A suite of tools or WordPress plugin that offers list building tools including a subscription scroll box, a signup bar, list popup and an incentives/giveaway widget.

Social media scheduling tools

Agorapulse is a simple way to share your content on social media channels like Twitter, Facebook, and LinkedIn. You can schedule posts to publish at ideal times and easily re-share older content by re-buffering straight from the dashboard.

Landing Pages

Creating topic-specific landing pages or microsites to promote your content or products/services can help improve conversion rates and sales.

Both LeadPages and unBounce are powerful tools that provide great flexibility and templates that are proven to work well. These tools are especially beneficial if you don’t have a designer on staff or the budget for one.

Help a Reporter Out (HARO)

This website connects you with journalists looking for a source. If you’ve got expertise or experience in a specific area, sign up at HARO and a reporter just might get in touch—which means a potential media placement for you and valuable media coverage!

SEO Tools

There are dozens of those tools on the market, but my top four include BuzzStream, Ahrefs, Open Site Explorer and Google Search Console.

It’s important to increase your website’s search visibility and traffic, but I encourage you to view it through the lens of prioritizing your customer.

Link Checker

Link Checker is a cool tool that monitors your backlinks, organizes them by type and alerts you if any of those links goes broken or deleted.

Text Optimizer

Text Optimizer is a great content optimization tool that uses semantic analysis to identify topics and concepts which will match your content to your target searchers’ intent. It is a great way to help your content rank higher and engage your users better:


Hubspot offers a great sales tracking app allowing you to monitor, analyze, and gain insights from your sales pipeline.


Nearly any writer or author can create a portfolio at Contently, which can then be viewed and shared by readers and social media users.

The platform can also connect content producers with those in need of content, and act as a great distribution platform for your own writing.


A service that essentially feeds related or interested content to pages all over the internet, typically a series of links at the end of a blog post.

Similar services: Disqus, Taboola, SimpleReach

Social Media Advertising

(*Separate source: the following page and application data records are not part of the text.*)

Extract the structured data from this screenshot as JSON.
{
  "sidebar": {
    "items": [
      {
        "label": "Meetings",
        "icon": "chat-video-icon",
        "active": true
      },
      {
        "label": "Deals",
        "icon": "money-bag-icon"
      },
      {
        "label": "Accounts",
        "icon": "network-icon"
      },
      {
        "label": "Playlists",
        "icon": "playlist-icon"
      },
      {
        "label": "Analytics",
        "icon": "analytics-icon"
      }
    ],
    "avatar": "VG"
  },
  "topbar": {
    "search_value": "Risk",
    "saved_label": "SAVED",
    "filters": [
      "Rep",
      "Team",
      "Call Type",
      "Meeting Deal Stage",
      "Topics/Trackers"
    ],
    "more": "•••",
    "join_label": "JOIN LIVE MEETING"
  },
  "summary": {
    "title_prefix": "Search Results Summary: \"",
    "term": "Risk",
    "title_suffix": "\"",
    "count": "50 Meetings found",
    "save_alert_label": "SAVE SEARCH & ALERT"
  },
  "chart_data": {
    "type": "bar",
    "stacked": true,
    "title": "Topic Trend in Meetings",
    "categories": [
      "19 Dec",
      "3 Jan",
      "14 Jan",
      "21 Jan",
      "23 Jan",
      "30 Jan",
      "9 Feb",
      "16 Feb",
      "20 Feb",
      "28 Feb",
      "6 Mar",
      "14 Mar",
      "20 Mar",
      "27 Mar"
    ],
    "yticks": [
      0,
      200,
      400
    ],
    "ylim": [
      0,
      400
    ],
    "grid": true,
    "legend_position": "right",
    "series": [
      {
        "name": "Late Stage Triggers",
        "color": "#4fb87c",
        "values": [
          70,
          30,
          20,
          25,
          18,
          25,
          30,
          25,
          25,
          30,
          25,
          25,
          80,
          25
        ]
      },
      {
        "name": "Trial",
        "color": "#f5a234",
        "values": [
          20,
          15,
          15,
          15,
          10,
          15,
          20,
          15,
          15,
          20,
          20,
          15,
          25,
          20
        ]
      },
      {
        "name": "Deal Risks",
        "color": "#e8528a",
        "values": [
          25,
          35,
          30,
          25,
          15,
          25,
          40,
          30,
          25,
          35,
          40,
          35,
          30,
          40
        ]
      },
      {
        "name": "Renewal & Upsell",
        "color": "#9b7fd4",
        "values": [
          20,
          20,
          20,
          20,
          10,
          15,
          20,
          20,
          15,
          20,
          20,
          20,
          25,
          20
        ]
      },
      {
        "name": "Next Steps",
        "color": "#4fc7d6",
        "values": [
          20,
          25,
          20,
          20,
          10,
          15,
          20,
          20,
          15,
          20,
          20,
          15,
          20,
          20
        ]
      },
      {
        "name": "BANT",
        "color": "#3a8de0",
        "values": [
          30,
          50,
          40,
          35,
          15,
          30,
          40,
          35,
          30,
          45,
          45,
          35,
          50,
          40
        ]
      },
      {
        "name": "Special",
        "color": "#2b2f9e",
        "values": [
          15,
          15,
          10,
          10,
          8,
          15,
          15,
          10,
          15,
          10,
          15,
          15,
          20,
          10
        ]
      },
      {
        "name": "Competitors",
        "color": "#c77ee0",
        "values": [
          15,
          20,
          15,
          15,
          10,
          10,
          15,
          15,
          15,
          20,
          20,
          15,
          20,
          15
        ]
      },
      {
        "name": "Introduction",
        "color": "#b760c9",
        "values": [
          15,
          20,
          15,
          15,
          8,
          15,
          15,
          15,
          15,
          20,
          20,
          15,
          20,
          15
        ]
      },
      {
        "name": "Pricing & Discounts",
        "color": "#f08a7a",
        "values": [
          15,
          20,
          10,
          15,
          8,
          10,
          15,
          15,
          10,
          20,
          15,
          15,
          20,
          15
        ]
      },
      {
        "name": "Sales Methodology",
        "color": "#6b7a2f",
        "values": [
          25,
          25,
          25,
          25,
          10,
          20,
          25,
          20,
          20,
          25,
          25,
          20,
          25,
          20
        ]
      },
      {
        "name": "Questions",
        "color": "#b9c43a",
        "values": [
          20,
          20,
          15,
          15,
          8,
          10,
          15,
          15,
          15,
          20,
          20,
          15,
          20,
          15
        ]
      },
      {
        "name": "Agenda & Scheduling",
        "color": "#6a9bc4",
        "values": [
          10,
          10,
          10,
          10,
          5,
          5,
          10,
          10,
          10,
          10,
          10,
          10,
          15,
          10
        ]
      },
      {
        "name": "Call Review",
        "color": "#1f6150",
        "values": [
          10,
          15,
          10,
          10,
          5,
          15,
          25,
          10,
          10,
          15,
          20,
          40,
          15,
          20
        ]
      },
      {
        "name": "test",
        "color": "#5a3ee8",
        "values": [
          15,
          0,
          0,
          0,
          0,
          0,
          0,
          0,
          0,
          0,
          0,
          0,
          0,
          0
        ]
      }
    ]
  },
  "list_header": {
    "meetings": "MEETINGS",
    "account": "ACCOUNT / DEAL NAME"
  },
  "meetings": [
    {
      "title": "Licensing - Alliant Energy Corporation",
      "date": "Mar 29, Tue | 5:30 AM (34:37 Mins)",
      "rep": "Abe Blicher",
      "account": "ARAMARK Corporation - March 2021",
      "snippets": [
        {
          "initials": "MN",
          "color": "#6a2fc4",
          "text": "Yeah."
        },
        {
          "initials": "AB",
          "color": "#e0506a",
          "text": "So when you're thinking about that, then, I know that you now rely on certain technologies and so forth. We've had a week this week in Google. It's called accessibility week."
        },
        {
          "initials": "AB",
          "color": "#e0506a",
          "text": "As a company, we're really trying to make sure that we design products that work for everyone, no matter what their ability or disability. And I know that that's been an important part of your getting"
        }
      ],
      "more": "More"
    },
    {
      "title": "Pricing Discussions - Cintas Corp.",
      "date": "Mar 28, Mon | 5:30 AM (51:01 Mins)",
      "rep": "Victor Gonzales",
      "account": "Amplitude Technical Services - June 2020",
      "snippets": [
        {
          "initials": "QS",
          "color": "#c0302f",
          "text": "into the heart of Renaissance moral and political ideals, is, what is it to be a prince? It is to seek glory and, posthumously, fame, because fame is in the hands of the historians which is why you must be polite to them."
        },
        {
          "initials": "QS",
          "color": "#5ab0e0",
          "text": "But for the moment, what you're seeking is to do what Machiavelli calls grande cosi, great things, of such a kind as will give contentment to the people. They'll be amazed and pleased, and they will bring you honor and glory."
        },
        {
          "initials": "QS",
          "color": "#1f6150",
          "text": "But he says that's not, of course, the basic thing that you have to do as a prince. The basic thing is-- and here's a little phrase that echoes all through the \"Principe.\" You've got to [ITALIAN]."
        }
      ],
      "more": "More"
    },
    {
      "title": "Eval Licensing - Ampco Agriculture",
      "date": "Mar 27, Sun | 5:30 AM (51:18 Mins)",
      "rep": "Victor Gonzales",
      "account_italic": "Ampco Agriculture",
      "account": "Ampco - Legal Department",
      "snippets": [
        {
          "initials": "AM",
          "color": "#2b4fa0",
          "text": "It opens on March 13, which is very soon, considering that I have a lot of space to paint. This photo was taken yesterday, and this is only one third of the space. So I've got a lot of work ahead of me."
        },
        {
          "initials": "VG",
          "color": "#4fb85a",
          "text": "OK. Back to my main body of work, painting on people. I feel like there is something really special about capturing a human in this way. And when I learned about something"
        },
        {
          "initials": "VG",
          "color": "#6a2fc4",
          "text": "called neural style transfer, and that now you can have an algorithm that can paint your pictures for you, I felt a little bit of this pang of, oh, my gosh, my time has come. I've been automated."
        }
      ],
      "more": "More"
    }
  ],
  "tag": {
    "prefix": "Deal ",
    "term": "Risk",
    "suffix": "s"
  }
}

If you’re promoting a big piece of content (new eBook or long-form piece), consider Facebook sponsored posts or promoted tweets. They can boost or promote your content to a larger audience. With Facebook, you can even target a particular demographic of location, age, gender or interest.

Every internet marketer or business owner wants to get their content in front of as many eyeballs as possible, and this article helps prove that there’s no shortage of tools, channels, and strategies to help make that possible.

Is there a tool or strategy that you use that I failed to mention? Please share it in the comments!

Image source: Smart Photo Stock